You may have seen this pretty funny narration by Russel Peters.
When I was thinking about thinking about how people listen to, and comprehend phonetics, and how it is influenced by their own speech habits, one of the things I noticed was that people seem to hear the same sound, my pronunciation of my name, differently (with respect to how I believe I pronounced it). I don’t know at what step their comprehension of the sounds change. Because the agents involved which matter, include their comprehension of the word, and association with something they have heard before. And secondly, the only way I know what they heard, is how they say it back to me. It was most pronounced (as in, noticeable) when Mo heard my name, and tried to spell it, by writing it on the board. I’m not sure what he wrote, but as far as I remember, it was on the lines of Vasheesh. I don’t know why that happened, but that’s how stuff seems to happen. You know what’s most freaky about this? It’s like the colour you might be calling red, might be entirely different from what I call red, and we won’t know until we’re naming the identical colour in front of each other. Maybe kids should be trained to identify sounds and corresponding symbols/phonetics too, like is done with colours.
And on that note, I come back to the thought regarding which I put that video in there. That African dude, in English expressed that pronunciation (apparently) with an !x. But that’s no symbol in English that we’re taught to comprehend, right? I’m fairly certain that in whatever native script he writes his name, there exists a well defined symbol for that pronunciation. Which makes me think, why not such a symbol in English? Or Hindi?
One what basis, did the makers of the language choose this belief for what would be the consonants, the basics of the pronunciation of all the words to exist, and decide that these are adequately many. Clearly, the hindi script with 33 consonants (and not just because of the number) covers many more pronunciations as basic, as compared to the English alphabet, with just 21 consonants. The dude behind the Hindi alphabet definitely was more organized and did his job with deeper thought (I’m not going to say it’s much ‘superior’ to English, because the English alphabet is much more made by evolution over ages, rather than a singular focussed job, which was probably the case with Sanskrit and that Panini dude (and just pre-emptively, I know he’s primarily the grammar dude, but he probably did contribute to the preparation of the alphabet or something)), which is probably why I did mention that the Hindi alphabet even has some worth in memorizing, as opposed to the English alphabet.

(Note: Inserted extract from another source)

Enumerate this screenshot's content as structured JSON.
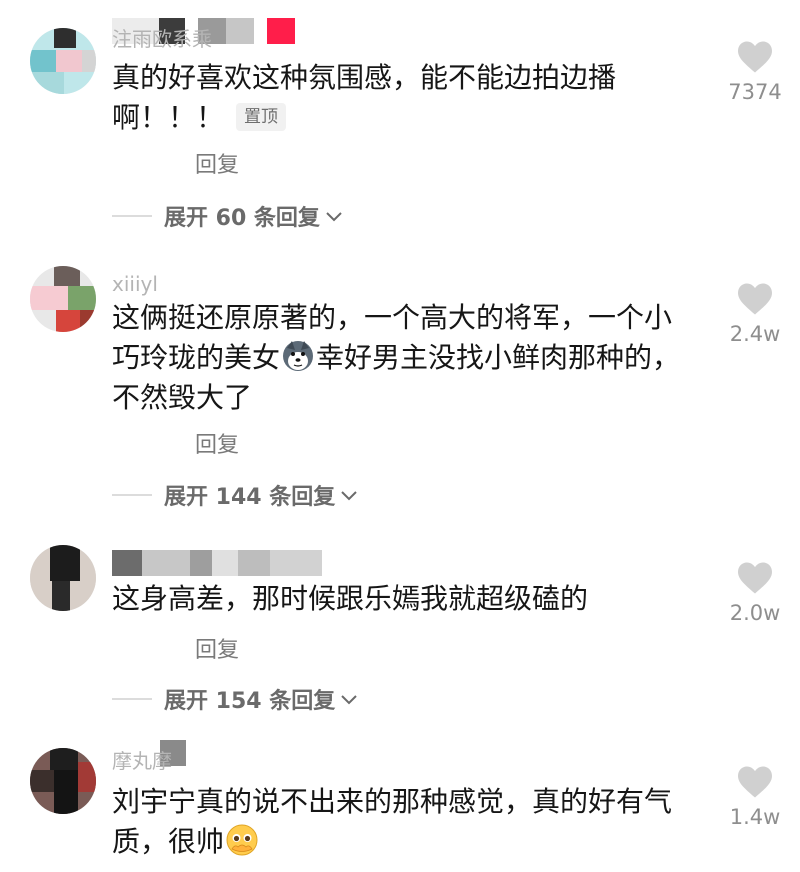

But nobody I know (apart from the Africans it seems) so far has been meticulous enough to include pronunciations in their language, like a click. how badass is that. The only (escapist) reasoning I can imagine for this, is that most pronunciations out of our normal voicebox can, in effect, be expressed using the symbols (and in the case of English, accent marks) that are covered in the alphabet. And they thought that’s enough. But bleh. Losers.
You know other pronunciations which aren’t really out of the larynx, and I think deserve symbols? The ‘tch’ sound. And the cluck (generally used to express disapproval or disagreement). Do tell if you would like having a more fundamental symbol to explain a standard pronunciation you like (or don’t like) to make.
Random note: Mandarin, as far as I can tell, doesn’t seem to be made out of basic letters of pronunciation at all. It seems to be made of glyphs which stand for words or phrases in entirety. I wonder then, how they decided how to pronounce whichever symbol. And how they choose to build new words and choose their pronunciation. Seems kind of living on the edge, if you know what I mean.